### [Supplied material]

━━━━━━━━━━

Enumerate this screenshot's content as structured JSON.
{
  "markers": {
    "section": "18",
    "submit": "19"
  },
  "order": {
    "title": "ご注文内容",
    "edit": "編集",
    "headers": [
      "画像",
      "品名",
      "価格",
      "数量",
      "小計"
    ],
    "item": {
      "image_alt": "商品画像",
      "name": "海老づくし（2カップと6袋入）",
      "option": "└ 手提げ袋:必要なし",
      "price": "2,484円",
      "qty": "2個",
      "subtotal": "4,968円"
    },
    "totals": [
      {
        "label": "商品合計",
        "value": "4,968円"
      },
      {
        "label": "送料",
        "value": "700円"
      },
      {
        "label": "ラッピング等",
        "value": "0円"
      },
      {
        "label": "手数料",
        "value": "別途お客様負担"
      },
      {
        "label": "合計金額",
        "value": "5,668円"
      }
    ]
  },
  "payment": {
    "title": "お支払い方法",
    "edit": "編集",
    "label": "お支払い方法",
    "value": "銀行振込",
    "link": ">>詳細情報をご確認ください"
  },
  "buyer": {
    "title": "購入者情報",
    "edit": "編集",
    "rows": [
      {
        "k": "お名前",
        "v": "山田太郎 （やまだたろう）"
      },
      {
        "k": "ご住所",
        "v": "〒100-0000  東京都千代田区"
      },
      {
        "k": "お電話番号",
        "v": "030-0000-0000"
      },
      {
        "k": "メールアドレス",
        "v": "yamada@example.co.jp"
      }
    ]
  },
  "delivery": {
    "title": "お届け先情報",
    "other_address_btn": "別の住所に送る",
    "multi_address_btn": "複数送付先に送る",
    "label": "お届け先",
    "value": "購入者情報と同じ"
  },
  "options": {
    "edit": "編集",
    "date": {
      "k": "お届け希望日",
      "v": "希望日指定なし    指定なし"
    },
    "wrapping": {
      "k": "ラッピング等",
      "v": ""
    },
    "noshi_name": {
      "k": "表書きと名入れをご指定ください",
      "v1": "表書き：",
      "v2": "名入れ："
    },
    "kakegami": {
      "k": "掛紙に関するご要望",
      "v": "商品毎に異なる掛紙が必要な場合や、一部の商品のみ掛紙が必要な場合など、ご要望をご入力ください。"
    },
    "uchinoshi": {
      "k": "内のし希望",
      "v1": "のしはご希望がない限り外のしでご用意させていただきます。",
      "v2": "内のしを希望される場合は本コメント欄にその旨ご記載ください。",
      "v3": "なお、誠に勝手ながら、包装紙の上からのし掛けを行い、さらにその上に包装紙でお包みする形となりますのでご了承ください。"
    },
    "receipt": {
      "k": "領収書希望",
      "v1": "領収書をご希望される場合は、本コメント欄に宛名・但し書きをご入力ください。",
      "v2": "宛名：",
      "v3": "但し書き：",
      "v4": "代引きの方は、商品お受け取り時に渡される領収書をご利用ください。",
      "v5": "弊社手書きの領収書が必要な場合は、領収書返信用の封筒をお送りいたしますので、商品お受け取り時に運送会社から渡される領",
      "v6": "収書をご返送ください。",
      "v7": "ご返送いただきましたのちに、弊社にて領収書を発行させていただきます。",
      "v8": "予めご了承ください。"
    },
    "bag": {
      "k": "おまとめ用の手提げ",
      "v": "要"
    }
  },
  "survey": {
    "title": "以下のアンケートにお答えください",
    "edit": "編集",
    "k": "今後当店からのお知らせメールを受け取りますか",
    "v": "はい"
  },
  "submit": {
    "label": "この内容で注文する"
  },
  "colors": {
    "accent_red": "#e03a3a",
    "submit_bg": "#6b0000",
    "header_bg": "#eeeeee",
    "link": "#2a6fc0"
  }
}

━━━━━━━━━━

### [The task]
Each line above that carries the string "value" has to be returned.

### [Exercise solution]
        "value": "4,968円"
        "value": "700円"
        "value": "0円"
        "value": "別途お客様負担"
        "value": "5,668円"
    "value": "銀行振込",
    "value": "購入者情報と同じ"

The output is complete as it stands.